New customers: it is essential to set expectations right from the start by agreeing on a clear and transparent payment and credit policy with the new clients. With new customers, proper assessment of creditworthiness is crucial.
Existing customers: one of the best ways to ensure both parties are satisfied with your arrangement is to conduct regular reviews of the credit terms. It is a great idea to offer better conditions to your existing customers if you realize they are scaling up and potentially can increase their spend with your business as they grow. That can establish you as a favorable business partner and increase loyalty in your customer base.
Step 2: Creating the Invoice
Upon the agreement and established credit policy, it is time to issue the invoice.
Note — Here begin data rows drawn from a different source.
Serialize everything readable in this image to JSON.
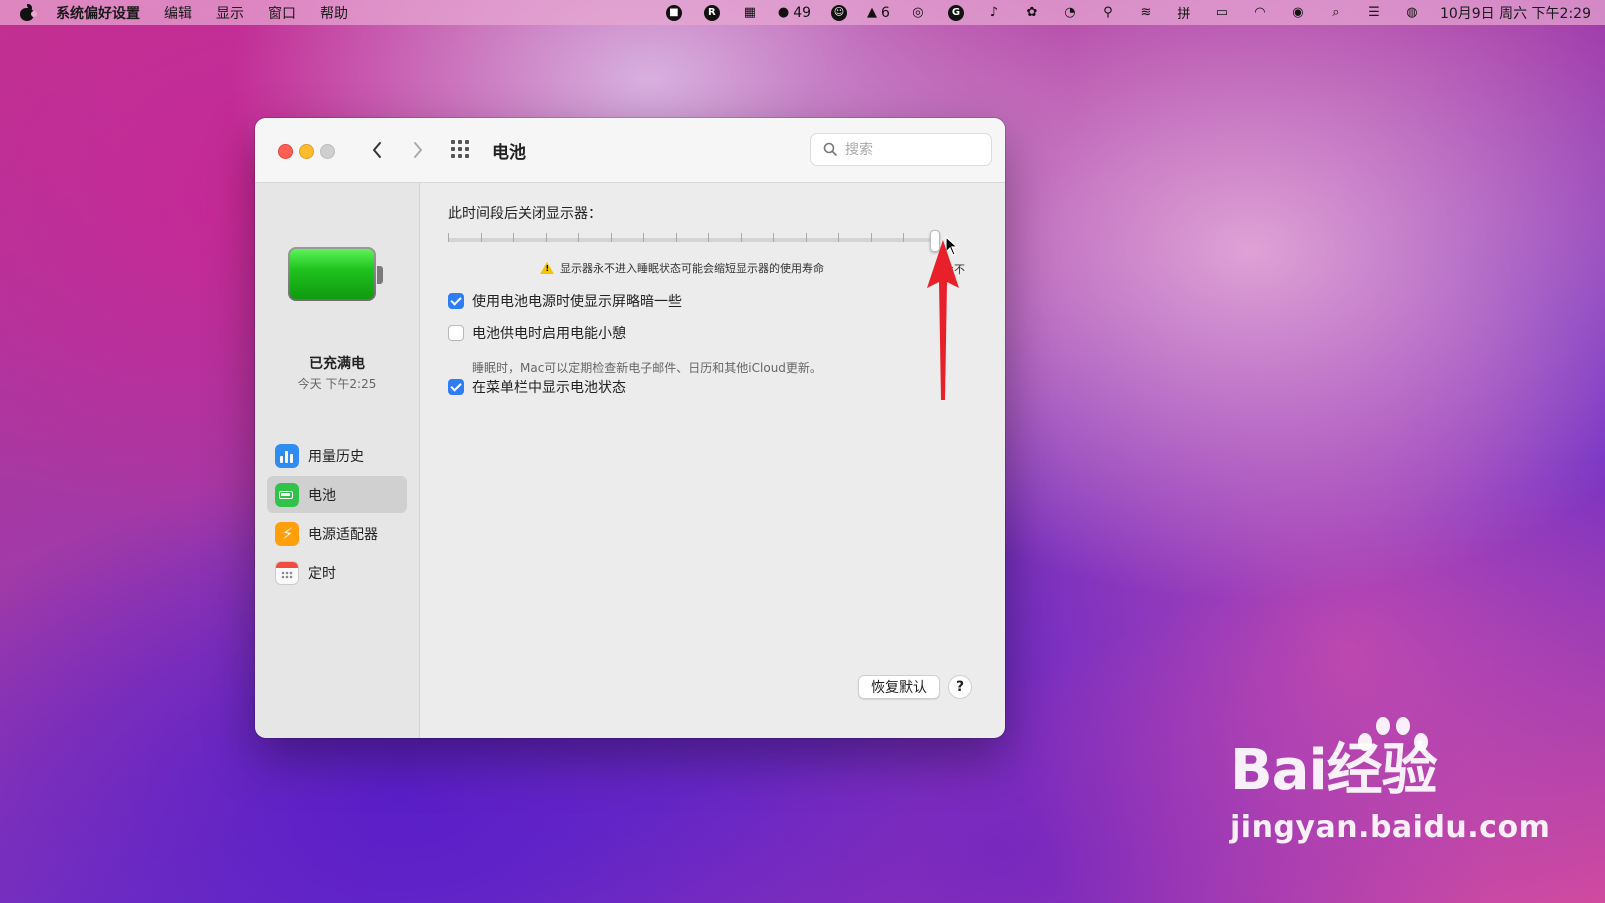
{
  "menubar": {
    "app_name": "系统偏好设置",
    "items": [
      "编辑",
      "显示",
      "窗口",
      "帮助"
    ],
    "wechat_count": "49",
    "qq_count": "6",
    "clock": "10月9日 周六 下午2:29"
  },
  "window": {
    "title": "电池",
    "search_placeholder": "搜索"
  },
  "sidebar": {
    "charge_status": "已充满电",
    "charge_time": "今天 下午2:25",
    "items": [
      {
        "label": "用量历史",
        "icon": "chart-icon"
      },
      {
        "label": "电池",
        "icon": "battery-icon",
        "selected": true
      },
      {
        "label": "电源适配器",
        "icon": "power-adapter-icon"
      },
      {
        "label": "定时",
        "icon": "calendar-icon"
      }
    ]
  },
  "content": {
    "slider_label": "此时间段后关闭显示器：",
    "slider_value": "永不",
    "slider_level": 1.0,
    "warning": "显示器永不进入睡眠状态可能会缩短显示器的使用寿命",
    "options": [
      {
        "label": "使用电池电源时使显示屏略暗一些",
        "checked": true
      },
      {
        "label": "电池供电时启用电能小憩",
        "checked": false
      },
      {
        "label": "在菜单栏中显示电池状态",
        "checked": true
      }
    ],
    "power_nap_desc": "睡眠时，Mac可以定期检查新电子邮件、日历和其他iCloud更新。",
    "restore_button": "恢复默认",
    "help_button": "?"
  },
  "watermark": {
    "brand": "Bai经验",
    "url": "jingyan.baidu.com"
  },
  "colors": {
    "accent": "#2e7cf6",
    "close": "#ff5f57",
    "minimize": "#febc2e",
    "battery_fill": "#20c41f",
    "annotation_arrow": "#e8202a"
  }
}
The invoice is the evidence of the client’s purchase and it contains the due dates and the amount owed, among other things. As soon as it is issued, the payment terms begin. That is why it is convenient to have an invoice automation system that issues the invoices instantly when the purchase is confirmed.
Step 3: Payment Management
In an ideal scenario, the payment promptly follows once the invoice is issued. However, the reality of conducting business is not that simple. Different payment methods must be considered: late payments, possible late payment fees, and many other factors. That is why this step has different aspects to consider.
3a: Payment Processing
Every AR department needs to determine the acceptable payment options for their customers. Ideally, they have several options and offer them to all customers. Some have different options for different types of clients and don’t give everyone the same payment options, just as they don’t give everyone the same credit.
Among the most commonly used payment options are different types of cards, wire transfers, checks, and Automated Clearing House (AFC) or Electronic Funds Transfer (EFT).
3b: Payment Collection
AR department needs to be aware of the status of every invoice that is issued and every payment that has been made. One of the ways to ensure the payment is to send out timely and well-worded payment reminders. They can be sent when the deadline is approaching and after the payment due date has passed and the payment has yet to be made.
Once the payment has been made, it must be assigned to the corresponding invoice. This process is called cash application.
The payment management process also includes dispute resolutions. The dispute policy needs to be put in place to avoid misunderstandings.
3c: Debt Management
The AR department should always strive to get payment for all issued invoices. However, that’s not always the case. Even with timely reminders and other forms of communication, some of the debt remains unpaid. When that happens, it is up to the AR department and the management to plan the next steps, such as hiring a debt collection agency, using legal counsel, or simply writing off debt.
Step 4: Reporting
Proper reporting from the Accounts Receivable Department is necessary for well-created financial reports. Accounts receivable reports include open and closed receivables, customer tracking, and many more. This is an essential indicator of the company’s financial health and the AR department's functioning.
Accounts Receivable Department is the essential element of every healthy business organisation. Putting real effort into organising it efficiently, building seamless workflows, writing airtight policies, and hiring the right talent takes time and resources.